With the centenary of the start of the First World War approaching, Martin Hesp talks to a Westcountry writer and poet who believes it is vital to understand an earlier conflict.
The centenary of the beginning of the First World War will be upon us in just over six months time and memorials across the Westcountry will be busy as military personnel, historians, journalists, politicians and families whose loved ones perished in one of the worst conflicts ever fought prepare to remember those who paid the ultimate sacrifice.
But before we are swept up in memories of the French trenches and Flanders battlegrounds, a well known Westcountry poet and writer believes we ought to take time to recall another war that cost this region dear.

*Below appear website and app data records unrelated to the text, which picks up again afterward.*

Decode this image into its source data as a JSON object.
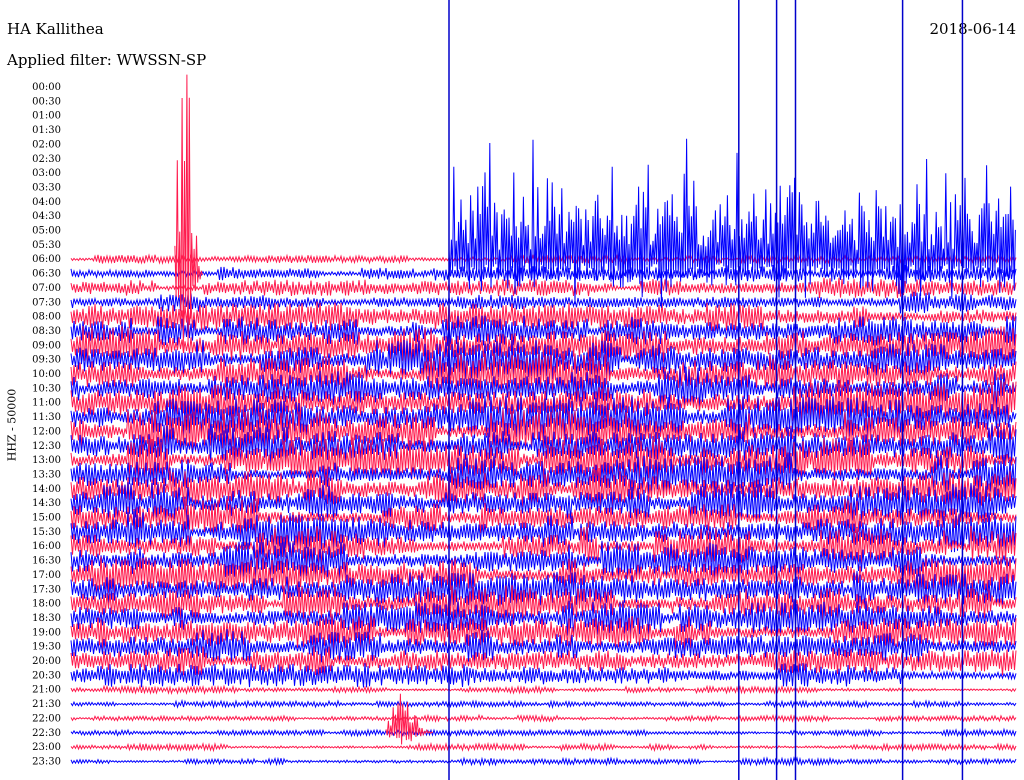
{
  "header": {
    "station": "HA Kallithea",
    "date": "2018-06-14",
    "filter": "Applied filter: WWSSN-SP",
    "channel_label": "HHZ - 50000"
  },
  "colors": {
    "trace_a": "#ff1a4d",
    "trace_b": "#0000ff",
    "marker": "#0000cc"
  },
  "chart_data": {
    "type": "line",
    "title": "HA Kallithea",
    "subtitle": "Applied filter: WWSSN-SP",
    "ylabel": "HHZ - 50000",
    "date": "2018-06-14",
    "row_labels": [
      "00:00",
      "00:30",
      "01:00",
      "01:30",
      "02:00",
      "02:30",
      "03:00",
      "03:30",
      "04:00",
      "04:30",
      "05:00",
      "05:30",
      "06:00",
      "06:30",
      "07:00",
      "07:30",
      "08:00",
      "08:30",
      "09:00",
      "09:30",
      "10:00",
      "10:30",
      "11:00",
      "11:30",
      "12:00",
      "12:30",
      "13:00",
      "13:30",
      "14:00",
      "14:30",
      "15:00",
      "15:30",
      "16:00",
      "16:30",
      "17:00",
      "17:30",
      "18:00",
      "18:30",
      "19:00",
      "19:30",
      "20:00",
      "20:30",
      "21:00",
      "21:30",
      "22:00",
      "22:30",
      "23:00",
      "23:30"
    ],
    "series": [
      {
        "rows": "even-indexed rows",
        "color": "#ff1a4d"
      },
      {
        "rows": "odd-indexed rows",
        "color": "#0000ff"
      }
    ],
    "traces_start_row": "06:00",
    "relative_amplitude": [
      0,
      0,
      0,
      0,
      0,
      0,
      0,
      0,
      0,
      0,
      0,
      0,
      3,
      5,
      6,
      7,
      9,
      10,
      11,
      12,
      13,
      13,
      13,
      13,
      13,
      13,
      13,
      12,
      12,
      12,
      12,
      12,
      12,
      12,
      11,
      11,
      11,
      11,
      11,
      10,
      9,
      7,
      2,
      2,
      2,
      2,
      2,
      2
    ],
    "events": [
      {
        "row": "06:30",
        "start_min": 3.3,
        "end_min": 4.2,
        "peak": "high",
        "color": "#ff1a4d"
      },
      {
        "row": "06:00",
        "start_min": 12.0,
        "end_min": 30,
        "peak": "very high",
        "color": "#0000ff"
      },
      {
        "row": "22:30",
        "start_min": 10.0,
        "end_min": 11.5,
        "peak": "medium",
        "color": "#ff1a4d"
      }
    ],
    "vertical_markers_min": [
      12.0,
      21.2,
      22.4,
      23.0,
      26.4,
      28.3
    ],
    "grid": false
  }
}
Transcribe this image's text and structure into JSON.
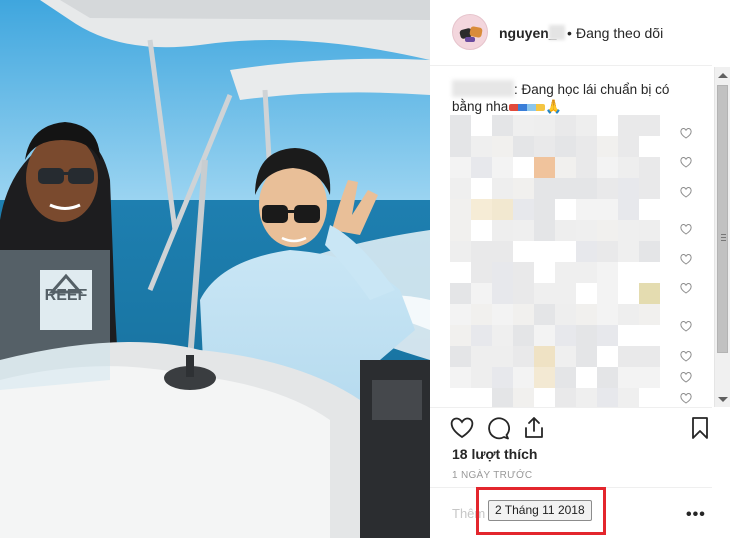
{
  "header": {
    "username": "nguyen_",
    "separator": "•",
    "follow_status": "Đang theo dõi"
  },
  "caption": {
    "text": ": Đang học lái chuẩn bị có bằng nha",
    "emoji_tail": "🙏"
  },
  "actions": {
    "likes": "18 lượt thích",
    "time_ago": "1 NGÀY TRƯỚC"
  },
  "comment_box": {
    "placeholder": "Thêm"
  },
  "more_label": "•••",
  "tooltip": {
    "date": "2 Tháng 11 2018"
  },
  "colors": {
    "highlight_border": "#e3262d",
    "text_primary": "#262626",
    "text_muted": "#999999"
  }
}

James Crowden says it is important to remember and try to understand the Boer War before we look back at the much bigger, more ruinous and tragic conflict fought on European soil. And, to that end, he has put together a collection of poems, anecdotes and vignettes which look at the language of the South African war and charts the origins and progress of this long forgotten military action.
Using contemporary sources from the time, diaries, letters, newspaper reports, verbatim accounts and poems to get a real feel for the war as it unfolded and to show how these cataclysmic events were recorded at the time and why the war had such an impact on public consciousness worldwide.
James had two great uncles who fought in the Boer War, one of whom later worked in Somerset at a paper mill at Creech St Michael. He also discovered there were three people in his home village of Winsham, near Chard, who had close connections to the Siege of Ladysmith – one of the most famous incidents in the South African conflict which cost so many British personnel their lives.
After uncovering a wealth of new material and photographs including a set of diaries belonging to his acupuncturist's grandfather who served in the Coldstream Guards at some important battles – James set about writing From Ladysmith to Archangel – The Language of War – Part One The Boer War 1899-1902.
He told the Western Morning News: "There is a lot about the war that has great relevance to the Westcountry – the Devon regiment had one battalion inside the Siege of Ladysmith, and another battalion outside under General Buller, a Devon man, part of the relief force.
"One moving excerpt in the book is from a newspaper report describing the two battalions meeting after many months of hard fighting.
"This is the first volume of a two-part work," he explained. "The second volume which will come out in 2014 and covers the First World War – and ends up in Archangel in Northern Russia as part of the Russian Civil War when British troops were evacuated in September 1919."
In writing this first volume James says he was amazed to find such a rich cast of well known characters, including Sherlock Holmes author Arthur Conan Doyle, who worked as a doctor in a field hospital during a typhoid outbreak.
Rudyard Kipling, gets a mention – he briefly edited a newspaper called The Friend in Bloemfontein. The unlikely figure of Mahatma Gandhi figures too – he acted as stretcher bearer under fire at the Battle of Spion Kop – a costly action about which Winston Churchill was later to write: "Corpses lay here and there. Many of the wounds were of a horrible nature. The splinters and fragments of the shells had torn and mutilated them."
Churchill himself features in the new book – he was captured when an armoured train was ambushed and later famously escaped. His intrepid aunt Lady Sarah Wilson, who was captured after she'd been asked to leave Mafeking for her own safety by one Col Robert Baden-Powell after the Boers threatened to storm the British garrison. Having set off on a madcap adventure in the company of her maid, travelling through the South African countryside, she was finally captured by the enemy – but later returned to the town in exchange for a horse thief being held there. She became the first woman war correspondent.
James Crowden discovered that the Dutch-born artist Vincent van Gogh had a third brother, Cornelis, who fought on the Boer side in a Commando unit. He was captured and died in a British Army hospital.
The Somerset-based author writes: "The Boer War was in some ways a proxy war and, rather like the Spanish Civil War, had many international followers who served as commandos. The Boer War was also used as testing ground for weapons and tactics. It paved the way for First World War in much the same way that the Spanish Civil War opened the gates for the Second World War. Many German military advisers and specialists fought on the Boer side and were captured."
James has also looked at the involvement of other European countries in supplying arms and men to help the Boers: "There were searchlights, machine guns, barbed wire, war balloons and mausers, as well as long-range artillery and high explosives. Here were diamond mines, gold mines, towns under siege, set piece battles, snipers, disease, nurses, concentration camps well as a very hard fought guerrilla war."
Perhaps most importantly, James has taken what he describes as an experimental approach to writing military history, laying the book out as if it was poetry to give the language "a chance to breathe". His aim has been to make military history more accessible to a far wider audience and, in doing so, enable non-military-historians to understand what it was like to be there.
From Ladysmith to Archangel – The Language of War – Part One: The Boer War 1899-1902 is 400 pages with 200 black and white illustrations. Soft-back price £18.95. Publisher: Flagon Press ISBN 978-0-9562778-5-5.